◆ AIM OF THE EXERCISE
All entries below are to be duplicated verbatim.

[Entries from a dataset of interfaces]
====

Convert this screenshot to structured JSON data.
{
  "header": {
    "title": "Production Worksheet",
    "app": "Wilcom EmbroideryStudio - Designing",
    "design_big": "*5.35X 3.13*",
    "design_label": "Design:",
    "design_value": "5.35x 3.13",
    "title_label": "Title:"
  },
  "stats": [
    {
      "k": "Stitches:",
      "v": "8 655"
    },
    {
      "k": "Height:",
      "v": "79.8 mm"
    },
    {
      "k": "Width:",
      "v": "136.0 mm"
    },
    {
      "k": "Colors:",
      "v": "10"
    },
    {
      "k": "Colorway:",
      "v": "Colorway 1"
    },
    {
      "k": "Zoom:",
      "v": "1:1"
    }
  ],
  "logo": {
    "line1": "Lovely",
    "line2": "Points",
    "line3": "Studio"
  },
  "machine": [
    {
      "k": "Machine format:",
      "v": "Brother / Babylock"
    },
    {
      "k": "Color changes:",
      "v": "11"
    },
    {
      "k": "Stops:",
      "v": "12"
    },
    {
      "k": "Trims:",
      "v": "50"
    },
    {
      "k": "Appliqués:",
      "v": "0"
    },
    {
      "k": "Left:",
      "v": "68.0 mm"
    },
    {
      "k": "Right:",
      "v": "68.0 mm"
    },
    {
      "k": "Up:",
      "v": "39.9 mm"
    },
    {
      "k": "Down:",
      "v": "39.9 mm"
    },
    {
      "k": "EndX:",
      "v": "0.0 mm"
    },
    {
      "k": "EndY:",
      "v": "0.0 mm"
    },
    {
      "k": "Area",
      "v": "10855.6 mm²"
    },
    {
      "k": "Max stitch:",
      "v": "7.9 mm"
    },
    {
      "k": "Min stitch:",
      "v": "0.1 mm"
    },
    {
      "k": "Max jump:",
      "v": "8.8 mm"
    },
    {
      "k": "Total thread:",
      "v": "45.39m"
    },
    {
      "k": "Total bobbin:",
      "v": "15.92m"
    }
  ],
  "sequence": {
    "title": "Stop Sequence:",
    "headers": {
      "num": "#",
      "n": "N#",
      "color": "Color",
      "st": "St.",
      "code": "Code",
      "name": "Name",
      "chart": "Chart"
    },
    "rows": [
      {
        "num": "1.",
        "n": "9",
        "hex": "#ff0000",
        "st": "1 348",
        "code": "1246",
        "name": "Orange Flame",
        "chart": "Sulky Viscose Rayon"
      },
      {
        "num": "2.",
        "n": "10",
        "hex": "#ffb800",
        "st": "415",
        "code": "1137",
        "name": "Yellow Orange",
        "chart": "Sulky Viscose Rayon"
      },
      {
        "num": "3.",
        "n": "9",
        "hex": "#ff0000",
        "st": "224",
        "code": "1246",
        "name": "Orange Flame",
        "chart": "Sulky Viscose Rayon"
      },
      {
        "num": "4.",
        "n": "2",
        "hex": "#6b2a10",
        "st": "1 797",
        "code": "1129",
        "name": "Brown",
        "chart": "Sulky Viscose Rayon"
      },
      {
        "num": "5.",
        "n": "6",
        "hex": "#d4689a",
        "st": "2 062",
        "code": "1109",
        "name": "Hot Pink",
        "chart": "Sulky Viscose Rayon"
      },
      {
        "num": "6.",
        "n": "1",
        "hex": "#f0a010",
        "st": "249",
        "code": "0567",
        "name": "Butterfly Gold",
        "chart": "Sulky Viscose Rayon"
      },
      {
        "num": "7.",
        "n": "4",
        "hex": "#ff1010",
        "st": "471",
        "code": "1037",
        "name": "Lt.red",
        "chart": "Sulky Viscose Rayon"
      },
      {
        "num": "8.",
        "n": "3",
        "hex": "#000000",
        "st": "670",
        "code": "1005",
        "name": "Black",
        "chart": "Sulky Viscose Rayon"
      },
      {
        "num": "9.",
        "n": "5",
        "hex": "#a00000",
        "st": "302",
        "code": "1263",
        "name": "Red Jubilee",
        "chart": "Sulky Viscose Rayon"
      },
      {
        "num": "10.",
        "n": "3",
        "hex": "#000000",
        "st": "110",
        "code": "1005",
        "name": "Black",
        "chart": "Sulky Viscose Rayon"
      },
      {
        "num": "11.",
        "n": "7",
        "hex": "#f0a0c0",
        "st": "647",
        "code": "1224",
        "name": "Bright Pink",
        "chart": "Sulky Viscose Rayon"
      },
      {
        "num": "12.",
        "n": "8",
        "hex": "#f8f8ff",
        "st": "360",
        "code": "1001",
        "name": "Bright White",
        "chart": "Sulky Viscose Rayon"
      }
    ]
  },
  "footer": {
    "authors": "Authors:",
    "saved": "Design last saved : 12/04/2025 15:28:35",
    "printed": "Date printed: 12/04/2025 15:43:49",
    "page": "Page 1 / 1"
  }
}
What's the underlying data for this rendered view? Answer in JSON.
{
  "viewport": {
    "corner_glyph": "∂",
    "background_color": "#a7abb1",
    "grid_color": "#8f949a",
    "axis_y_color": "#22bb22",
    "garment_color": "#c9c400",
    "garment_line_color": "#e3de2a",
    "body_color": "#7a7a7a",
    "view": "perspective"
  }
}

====

◆ WRITTEN SOLUTION
Convert this screenshot to structured JSON data.
{
  "header": {
    "title": "Production Worksheet",
    "app": "Wilcom EmbroideryStudio - Designing",
    "design_big": "*5.35X 3.13*",
    "design_label": "Design:",
    "design_value": "5.35x 3.13",
    "title_label": "Title:"
  },
  "stats": [
    {
      "k": "Stitches:",
      "v": "8 655"
    },
    {
      "k": "Height:",
      "v": "79.8 mm"
    },
    {
      "k": "Width:",
      "v": "136.0 mm"
    },
    {
      "k": "Colors:",
      "v": "10"
    },
    {
      "k": "Colorway:",
      "v": "Colorway 1"
    },
    {
      "k": "Zoom:",
      "v": "1:1"
    }
  ],
  "logo": {
    "line1": "Lovely",
    "line2": "Points",
    "line3": "Studio"
  },
  "machine": [
    {
      "k": "Machine format:",
      "v": "Brother / Babylock"
    },
    {
      "k": "Color changes:",
      "v": "11"
    },
    {
      "k": "Stops:",
      "v": "12"
    },
    {
      "k": "Trims:",
      "v": "50"
    },
    {
      "k": "Appliqués:",
      "v": "0"
    },
    {
      "k": "Left:",
      "v": "68.0 mm"
    },
    {
      "k": "Right:",
      "v": "68.0 mm"
    },
    {
      "k": "Up:",
      "v": "39.9 mm"
    },
    {
      "k": "Down:",
      "v": "39.9 mm"
    },
    {
      "k": "EndX:",
      "v": "0.0 mm"
    },
    {
      "k": "EndY:",
      "v": "0.0 mm"
    },
    {
      "k": "Area",
      "v": "10855.6 mm²"
    },
    {
      "k": "Max stitch:",
      "v": "7.9 mm"
    },
    {
      "k": "Min stitch:",
      "v": "0.1 mm"
    },
    {
      "k": "Max jump:",
      "v": "8.8 mm"
    },
    {
      "k": "Total thread:",
      "v": "45.39m"
    },
    {
      "k": "Total bobbin:",
      "v": "15.92m"
    }
  ],
  "sequence": {
    "title": "Stop Sequence:",
    "headers": {
      "num": "#",
      "n": "N#",
      "color": "Color",
      "st": "St.",
      "code": "Code",
      "name": "Name",
      "chart": "Chart"
    },
    "rows": [
      {
        "num": "1.",
        "n": "9",
        "hex": "#ff0000",
        "st": "1 348",
        "code": "1246",
        "name": "Orange Flame",
        "chart": "Sulky Viscose Rayon"
      },
      {
        "num": "2.",
        "n": "10",
        "hex": "#ffb800",
        "st": "415",
        "code": "1137",
        "name": "Yellow Orange",
        "chart": "Sulky Viscose Rayon"
      },
      {
        "num": "3.",
        "n": "9",
        "hex": "#ff0000",
        "st": "224",
        "code": "1246",
        "name": "Orange Flame",
        "chart": "Sulky Viscose Rayon"
      },
      {
        "num": "4.",
        "n": "2",
        "hex": "#6b2a10",
        "st": "1 797",
        "code": "1129",
        "name": "Brown",
        "chart": "Sulky Viscose Rayon"
      },
      {
        "num": "5.",
        "n": "6",
        "hex": "#d4689a",
        "st": "2 062",
        "code": "1109",
        "name": "Hot Pink",
        "chart": "Sulky Viscose Rayon"
      },
      {
        "num": "6.",
        "n": "1",
        "hex": "#f0a010",
        "st": "249",
        "code": "0567",
        "name": "Butterfly Gold",
        "chart": "Sulky Viscose Rayon"
      },
      {
        "num": "7.",
        "n": "4",
        "hex": "#ff1010",
        "st": "471",
        "code": "1037",
        "name": "Lt.red",
        "chart": "Sulky Viscose Rayon"
      },
      {
        "num": "8.",
        "n": "3",
        "hex": "#000000",
        "st": "670",
        "code": "1005",
        "name": "Black",
        "chart": "Sulky Viscose Rayon"
      },
      {
        "num": "9.",
        "n": "5",
        "hex": "#a00000",
        "st": "302",
        "code": "1263",
        "name": "Red Jubilee",
        "chart": "Sulky Viscose Rayon"
      },
      {
        "num": "10.",
        "n": "3",
        "hex": "#000000",
        "st": "110",
        "code": "1005",
        "name": "Black",
        "chart": "Sulky Viscose Rayon"
      },
      {
        "num": "11.",
        "n": "7",
        "hex": "#f0a0c0",
        "st": "647",
        "code": "1224",
        "name": "Bright Pink",
        "chart": "Sulky Viscose Rayon"
      },
      {
        "num": "12.",
        "n": "8",
        "hex": "#f8f8ff",
        "st": "360",
        "code": "1001",
        "name": "Bright White",
        "chart": "Sulky Viscose Rayon"
      }
    ]
  },
  "footer": {
    "authors": "Authors:",
    "saved": "Design last saved : 12/04/2025 15:28:35",
    "printed": "Date printed: 12/04/2025 15:43:49",
    "page": "Page 1 / 1"
  }
}
What's the underlying data for this rendered view? Answer in JSON.
{
  "viewport": {
    "corner_glyph": "∂",
    "background_color": "#a7abb1",
    "grid_color": "#8f949a",
    "axis_y_color": "#22bb22",
    "garment_color": "#c9c400",
    "garment_line_color": "#e3de2a",
    "body_color": "#7a7a7a",
    "view": "perspective"
  }
}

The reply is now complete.